“Right now, we don’t have enough storage space, so we have been storing goods in a rental space in Kingston, but once we build that warehouse, we can store everything here, and the old warehouse that we have now can be utilised for something else, maybe to expand the factory because it’s a bit tight where we are now,” Andrew told the Financial Gleaner.
The warehouse project is part of a more expansive plan to grow the operation. Gray has a vision for the company to move into barrel-aged sauces, as a new revenue stream for the business.
“We want to do limited-edition sauces – five-year-old and 10-year-old products that are sold at a premium – but that’s when we have adequate raw material,” the managing director said.
He is also eyeing a second production line to increase output volumes by about 50 per cent.
The Gray’s portfolio of products includes the Gray’s-branded hot pepper sauce, fish and meat sauce, habanero sauce, scotch bonnet sauce, jerk sauce, and jerk seasoning.
The spice company also packages products for other brands under contract, including GraceKennedy.
Gray’s Pepper, which claims the title of largest sauce producer in Jamaica, has the capacity to produce roughly 50,000 bottles of sauces per day in three-, five-, six- and 12-ounce sizes. However, over the years, the company has complained of not being able to maximise production capacity, primarily because of the limited supply of peppers, and crime.
“Because of the crime problem, nobody wants to work late nights, and even for them to work late in the day, it’s an issue,” said Gray.
“If we didn’t have, a crime problem, the machinery that we have, we could do a double shift.
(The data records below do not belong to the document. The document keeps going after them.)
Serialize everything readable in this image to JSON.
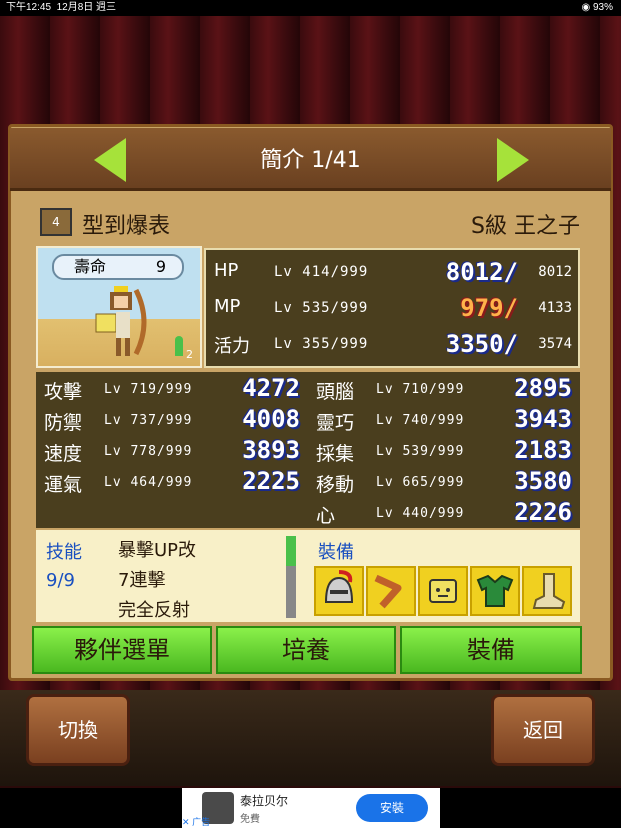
{
  "status": {
    "time": "下午12:45",
    "date": "12月8日 週三",
    "battery": "93%"
  },
  "header": {
    "title": "簡介 1/41"
  },
  "character": {
    "badge": "4",
    "name": "型到爆表",
    "rank": "S級 王之子",
    "life_label": "壽命",
    "life_value": "9",
    "sprout_count": "2"
  },
  "vitals": [
    {
      "key": "HP",
      "lv": "Lv 414/999",
      "cur": "8012/",
      "max": "8012",
      "warn": false
    },
    {
      "key": "MP",
      "lv": "Lv 535/999",
      "cur": "979/",
      "max": "4133",
      "warn": true
    },
    {
      "key": "活力",
      "lv": "Lv 355/999",
      "cur": "3350/",
      "max": "3574",
      "warn": false
    }
  ],
  "stats_left": [
    {
      "key": "攻擊",
      "lv": "Lv 719/999",
      "v": "4272"
    },
    {
      "key": "防禦",
      "lv": "Lv 737/999",
      "v": "4008"
    },
    {
      "key": "速度",
      "lv": "Lv 778/999",
      "v": "3893"
    },
    {
      "key": "運氣",
      "lv": "Lv 464/999",
      "v": "2225"
    }
  ],
  "stats_right": [
    {
      "key": "頭腦",
      "lv": "Lv 710/999",
      "v": "2895"
    },
    {
      "key": "靈巧",
      "lv": "Lv 740/999",
      "v": "3943"
    },
    {
      "key": "採集",
      "lv": "Lv 539/999",
      "v": "2183"
    },
    {
      "key": "移動",
      "lv": "Lv 665/999",
      "v": "3580"
    },
    {
      "key": "心",
      "lv": "Lv 440/999",
      "v": "2226"
    }
  ],
  "skills": {
    "label": "技能",
    "count": "9/9",
    "items": [
      "暴擊UP改",
      "7連擊",
      "完全反射"
    ]
  },
  "equipment": {
    "label": "裝備",
    "items": [
      "helmet-icon",
      "boomerang-icon",
      "charm-icon",
      "armor-icon",
      "boots-icon"
    ]
  },
  "buttons": {
    "party_menu": "夥伴選單",
    "train": "培養",
    "equip": "裝備",
    "switch": "切換",
    "back": "返回"
  },
  "ad": {
    "title": "泰拉贝尔",
    "subtitle": "免費",
    "cta": "安裝",
    "tag": "广告"
  },
  "colors": {
    "accent_green": "#a6e23a",
    "stat_bg": "#4a3e1e",
    "panel": "#c9a466",
    "skill_text": "#1a50c0"
  }
}
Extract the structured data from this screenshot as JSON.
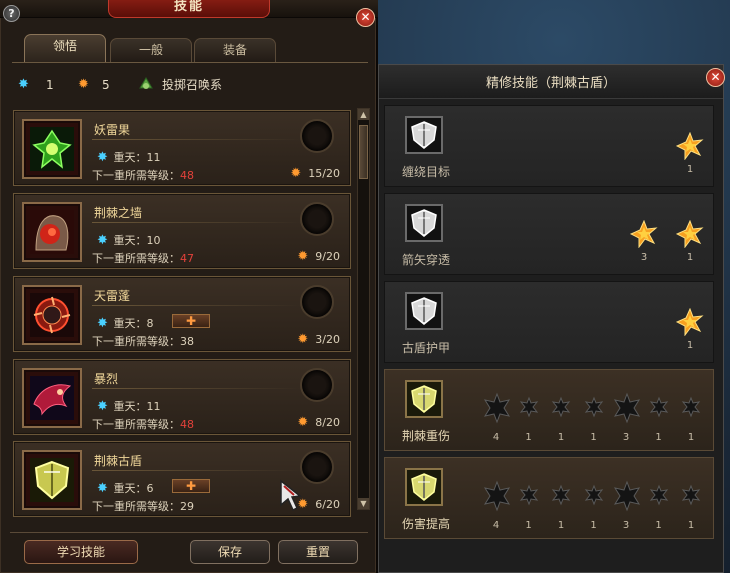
{
  "window": {
    "title": "技能",
    "help": "?",
    "close": "✕"
  },
  "tabs": [
    {
      "label": "领悟",
      "active": true
    },
    {
      "label": "一般",
      "active": false
    },
    {
      "label": "装备",
      "active": false
    }
  ],
  "stats": {
    "blue_points": "1",
    "orange_points": "5",
    "school": "投掷召唤系"
  },
  "skills": [
    {
      "name": "妖雷果",
      "level": "重天：11",
      "req_label": "下一重所需等级：",
      "req_value": "48",
      "req_met": false,
      "progress": "15/20",
      "has_plus": false,
      "icon": "thorn-fruit-icon",
      "color": "#2a7a18"
    },
    {
      "name": "荆棘之墙",
      "level": "重天：10",
      "req_label": "下一重所需等级：",
      "req_value": "47",
      "req_met": false,
      "progress": "9/20",
      "has_plus": false,
      "icon": "thorn-wall-icon",
      "color": "#c0241a"
    },
    {
      "name": "天雷蓬",
      "level": "重天：8",
      "req_label": "下一重所需等级：",
      "req_value": "38",
      "req_met": true,
      "progress": "3/20",
      "has_plus": true,
      "icon": "thunder-pod-icon",
      "color": "#d0301a"
    },
    {
      "name": "暴烈",
      "level": "重天：11",
      "req_label": "下一重所需等级：",
      "req_value": "48",
      "req_met": false,
      "progress": "8/20",
      "has_plus": false,
      "icon": "fury-icon",
      "color": "#b01a3a"
    },
    {
      "name": "荆棘古盾",
      "level": "重天：6",
      "req_label": "下一重所需等级：",
      "req_value": "29",
      "req_met": true,
      "progress": "6/20",
      "has_plus": true,
      "icon": "thorn-shield-icon",
      "color": "#c0c040"
    }
  ],
  "buttons": {
    "learn": "学习技能",
    "save": "保存",
    "reset": "重置"
  },
  "refine": {
    "title": "精修技能（荆棘古盾）",
    "close": "✕",
    "rows": [
      {
        "label": "缠绕目标",
        "style": "dark",
        "stars": [
          {
            "value": "1",
            "kind": "gold"
          }
        ]
      },
      {
        "label": "箭矢穿透",
        "style": "dark",
        "stars": [
          {
            "value": "3",
            "kind": "gold"
          },
          {
            "value": "1",
            "kind": "gold"
          }
        ]
      },
      {
        "label": "古盾护甲",
        "style": "dark",
        "stars": [
          {
            "value": "1",
            "kind": "gold"
          }
        ]
      },
      {
        "label": "荆棘重伤",
        "style": "brown",
        "stars": [
          {
            "value": "4",
            "kind": "big-dark"
          },
          {
            "value": "1",
            "kind": "dark"
          },
          {
            "value": "1",
            "kind": "dark"
          },
          {
            "value": "1",
            "kind": "dark"
          },
          {
            "value": "3",
            "kind": "big-dark"
          },
          {
            "value": "1",
            "kind": "dark"
          },
          {
            "value": "1",
            "kind": "dark"
          }
        ]
      },
      {
        "label": "伤害提高",
        "style": "brown",
        "stars": [
          {
            "value": "4",
            "kind": "big-dark"
          },
          {
            "value": "1",
            "kind": "dark"
          },
          {
            "value": "1",
            "kind": "dark"
          },
          {
            "value": "1",
            "kind": "dark"
          },
          {
            "value": "3",
            "kind": "big-dark"
          },
          {
            "value": "1",
            "kind": "dark"
          },
          {
            "value": "1",
            "kind": "dark"
          }
        ]
      }
    ]
  }
}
Instead, we have to be making unnecessary investments in new equipment so that we can have more production done during the day. It’s not feasible for a company to only work an eight-hour shift,” he said.
The company’s need for a more consistent supply of raw materials was recently addressed when GraceKennedy, through its agricultural division, Grace Agro-Processors, partnered with the Ministry of Industry, Commerce, Agriculture and Fisheries last year to establish an agro park on 110 acres at Ridge Pen, St Elizabeth. The crops, which are slated for reaping next month, will plug the annual shortage in pepper supply usually experienced by manufacturers between December and April each season.
Additionally, Drew Gray has started a three-acre pilot West Indian red pepper farm in Whitehouse, Westmoreland, from which the raw material will be used to feed his three-year-old venture, Scotch Boyz Jamaica Limited, which packages a line of five-ounce sauces that has already found a market overseas in Canada. Its second shipment of sauces to Canada is planned for this week.
Scotch Boyz was created as a separate entity from Gray’s Pepper Products and currently has a co-packaging arrangement with Gray’s.
Drew, a 29-year-old graduate of McMaster University in Ontario, Canada, was employed in the Canadian banking sector for four years before returning home to assist his father with the business. He currently holds the post of general manager of Gray’s Pepper but saw the opportunity to create his own legacy during his stay in Canada.
“One of the main problems I found in Canada is that I just couldn’t find fresh produce. So leveraging Gray’s Pepper Products’ relationship with GraceKennedy, we came up with an arrangement where the sauces would be produced by Scotch Boyz and marketed through GraceKennedy,” Drew told the Financial Gleaner.
He said Scotch Boyz is jointly owned by himself, as majority shareholder, and his childhood friend, Neil Hudson.